Segment Open

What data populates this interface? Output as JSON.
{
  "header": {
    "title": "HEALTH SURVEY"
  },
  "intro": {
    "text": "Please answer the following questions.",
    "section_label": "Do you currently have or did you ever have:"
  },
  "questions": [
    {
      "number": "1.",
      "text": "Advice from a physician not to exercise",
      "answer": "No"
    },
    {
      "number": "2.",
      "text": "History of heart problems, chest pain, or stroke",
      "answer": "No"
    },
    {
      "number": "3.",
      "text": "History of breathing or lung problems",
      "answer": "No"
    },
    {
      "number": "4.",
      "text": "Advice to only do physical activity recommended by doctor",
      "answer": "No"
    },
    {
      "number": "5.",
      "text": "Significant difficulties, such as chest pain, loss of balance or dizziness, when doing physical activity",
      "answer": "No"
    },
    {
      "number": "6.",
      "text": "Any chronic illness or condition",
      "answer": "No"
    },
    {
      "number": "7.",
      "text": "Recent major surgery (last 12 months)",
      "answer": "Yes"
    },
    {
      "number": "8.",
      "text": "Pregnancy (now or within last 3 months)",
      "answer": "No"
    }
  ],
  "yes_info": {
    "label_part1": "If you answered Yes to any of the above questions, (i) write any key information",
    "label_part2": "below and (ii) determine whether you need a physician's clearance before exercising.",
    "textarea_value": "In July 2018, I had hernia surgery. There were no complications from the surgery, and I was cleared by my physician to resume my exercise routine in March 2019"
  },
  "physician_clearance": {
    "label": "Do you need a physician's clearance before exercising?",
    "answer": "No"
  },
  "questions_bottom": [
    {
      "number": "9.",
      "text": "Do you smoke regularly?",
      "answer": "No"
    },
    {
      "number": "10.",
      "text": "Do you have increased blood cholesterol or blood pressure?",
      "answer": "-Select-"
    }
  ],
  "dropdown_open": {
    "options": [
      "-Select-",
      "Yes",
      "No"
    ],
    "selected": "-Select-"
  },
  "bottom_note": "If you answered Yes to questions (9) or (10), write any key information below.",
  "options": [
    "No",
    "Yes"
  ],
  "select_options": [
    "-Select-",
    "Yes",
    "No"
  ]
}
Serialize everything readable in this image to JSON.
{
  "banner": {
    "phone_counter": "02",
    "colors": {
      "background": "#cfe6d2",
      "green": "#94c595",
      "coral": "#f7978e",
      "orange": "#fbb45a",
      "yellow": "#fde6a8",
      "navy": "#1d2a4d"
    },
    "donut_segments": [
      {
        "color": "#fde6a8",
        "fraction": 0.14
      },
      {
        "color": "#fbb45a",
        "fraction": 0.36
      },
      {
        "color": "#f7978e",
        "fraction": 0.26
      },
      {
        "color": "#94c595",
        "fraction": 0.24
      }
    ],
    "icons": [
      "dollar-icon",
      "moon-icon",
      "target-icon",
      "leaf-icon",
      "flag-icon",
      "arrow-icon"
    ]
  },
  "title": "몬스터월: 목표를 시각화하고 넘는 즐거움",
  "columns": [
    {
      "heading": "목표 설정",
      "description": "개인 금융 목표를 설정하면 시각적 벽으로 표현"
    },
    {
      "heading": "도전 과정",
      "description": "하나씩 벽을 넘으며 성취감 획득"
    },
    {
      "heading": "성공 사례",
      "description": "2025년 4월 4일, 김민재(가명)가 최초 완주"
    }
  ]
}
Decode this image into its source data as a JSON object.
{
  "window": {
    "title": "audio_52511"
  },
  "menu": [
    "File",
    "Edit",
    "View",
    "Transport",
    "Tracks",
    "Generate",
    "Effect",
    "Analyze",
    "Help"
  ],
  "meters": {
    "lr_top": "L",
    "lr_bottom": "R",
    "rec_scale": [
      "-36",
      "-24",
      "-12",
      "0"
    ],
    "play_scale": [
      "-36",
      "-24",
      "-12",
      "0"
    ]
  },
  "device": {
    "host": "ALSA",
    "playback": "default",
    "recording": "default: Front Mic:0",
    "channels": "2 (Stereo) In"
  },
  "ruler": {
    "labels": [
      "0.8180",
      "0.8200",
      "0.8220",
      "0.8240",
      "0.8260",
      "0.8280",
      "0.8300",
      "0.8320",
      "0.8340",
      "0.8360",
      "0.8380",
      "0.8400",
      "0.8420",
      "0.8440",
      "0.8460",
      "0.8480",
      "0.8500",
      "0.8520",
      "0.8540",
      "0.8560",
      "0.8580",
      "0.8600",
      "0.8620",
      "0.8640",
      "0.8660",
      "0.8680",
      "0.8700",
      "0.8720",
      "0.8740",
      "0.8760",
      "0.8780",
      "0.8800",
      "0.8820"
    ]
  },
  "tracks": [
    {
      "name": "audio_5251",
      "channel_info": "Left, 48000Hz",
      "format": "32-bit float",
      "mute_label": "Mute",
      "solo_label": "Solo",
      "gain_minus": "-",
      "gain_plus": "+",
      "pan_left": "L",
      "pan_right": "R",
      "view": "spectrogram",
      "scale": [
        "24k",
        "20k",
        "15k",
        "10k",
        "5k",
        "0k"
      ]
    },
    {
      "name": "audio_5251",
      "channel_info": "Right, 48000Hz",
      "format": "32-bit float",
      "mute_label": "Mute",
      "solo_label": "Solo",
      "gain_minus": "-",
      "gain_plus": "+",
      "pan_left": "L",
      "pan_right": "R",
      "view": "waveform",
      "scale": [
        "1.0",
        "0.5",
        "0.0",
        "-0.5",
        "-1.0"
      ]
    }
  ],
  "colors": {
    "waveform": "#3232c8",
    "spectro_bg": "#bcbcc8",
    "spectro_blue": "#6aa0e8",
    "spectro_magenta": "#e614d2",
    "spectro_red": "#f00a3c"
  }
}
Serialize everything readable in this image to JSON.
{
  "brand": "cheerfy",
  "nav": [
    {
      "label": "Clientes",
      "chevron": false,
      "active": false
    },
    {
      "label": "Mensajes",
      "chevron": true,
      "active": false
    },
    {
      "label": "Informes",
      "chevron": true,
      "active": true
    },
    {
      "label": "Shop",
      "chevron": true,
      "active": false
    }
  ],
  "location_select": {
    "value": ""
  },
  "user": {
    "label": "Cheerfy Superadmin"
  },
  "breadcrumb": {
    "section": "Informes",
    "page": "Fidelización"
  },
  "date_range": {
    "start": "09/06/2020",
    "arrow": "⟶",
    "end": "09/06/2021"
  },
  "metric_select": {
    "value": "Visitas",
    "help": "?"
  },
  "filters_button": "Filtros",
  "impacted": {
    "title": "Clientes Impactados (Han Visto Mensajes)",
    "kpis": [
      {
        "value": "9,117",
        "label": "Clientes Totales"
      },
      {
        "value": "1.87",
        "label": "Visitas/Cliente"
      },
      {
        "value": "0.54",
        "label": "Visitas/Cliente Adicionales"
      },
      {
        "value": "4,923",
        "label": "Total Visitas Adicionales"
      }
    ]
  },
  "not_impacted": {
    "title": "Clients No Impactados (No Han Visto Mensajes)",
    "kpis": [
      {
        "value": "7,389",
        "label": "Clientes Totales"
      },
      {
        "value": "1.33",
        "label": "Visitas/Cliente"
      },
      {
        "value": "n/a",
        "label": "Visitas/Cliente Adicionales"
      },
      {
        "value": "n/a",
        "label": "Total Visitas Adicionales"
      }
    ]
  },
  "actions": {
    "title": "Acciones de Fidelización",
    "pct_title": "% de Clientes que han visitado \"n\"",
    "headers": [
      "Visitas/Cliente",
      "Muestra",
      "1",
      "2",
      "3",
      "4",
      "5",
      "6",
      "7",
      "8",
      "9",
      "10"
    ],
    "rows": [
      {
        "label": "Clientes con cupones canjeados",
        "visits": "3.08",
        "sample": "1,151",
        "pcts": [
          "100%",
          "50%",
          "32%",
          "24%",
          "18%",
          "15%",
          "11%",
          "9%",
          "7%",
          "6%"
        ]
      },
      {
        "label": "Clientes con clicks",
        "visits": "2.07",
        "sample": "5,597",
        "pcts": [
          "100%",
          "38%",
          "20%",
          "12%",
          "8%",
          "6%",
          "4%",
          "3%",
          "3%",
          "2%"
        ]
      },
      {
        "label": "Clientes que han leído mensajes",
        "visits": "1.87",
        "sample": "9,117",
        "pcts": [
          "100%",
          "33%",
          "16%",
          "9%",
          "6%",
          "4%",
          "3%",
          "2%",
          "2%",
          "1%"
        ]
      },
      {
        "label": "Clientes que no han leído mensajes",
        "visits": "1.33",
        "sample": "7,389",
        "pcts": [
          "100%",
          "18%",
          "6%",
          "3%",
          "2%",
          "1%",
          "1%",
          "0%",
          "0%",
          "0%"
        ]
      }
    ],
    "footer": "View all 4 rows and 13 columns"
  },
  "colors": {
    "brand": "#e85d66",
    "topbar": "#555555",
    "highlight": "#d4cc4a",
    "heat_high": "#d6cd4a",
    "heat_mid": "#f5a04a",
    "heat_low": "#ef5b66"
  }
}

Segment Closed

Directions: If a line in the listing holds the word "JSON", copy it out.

Output:
What data populates this interface? Output as JSON.
Serialize everything readable in this image to JSON.
Decode this image into its source data as a JSON object.
Serialize everything readable in this image to JSON.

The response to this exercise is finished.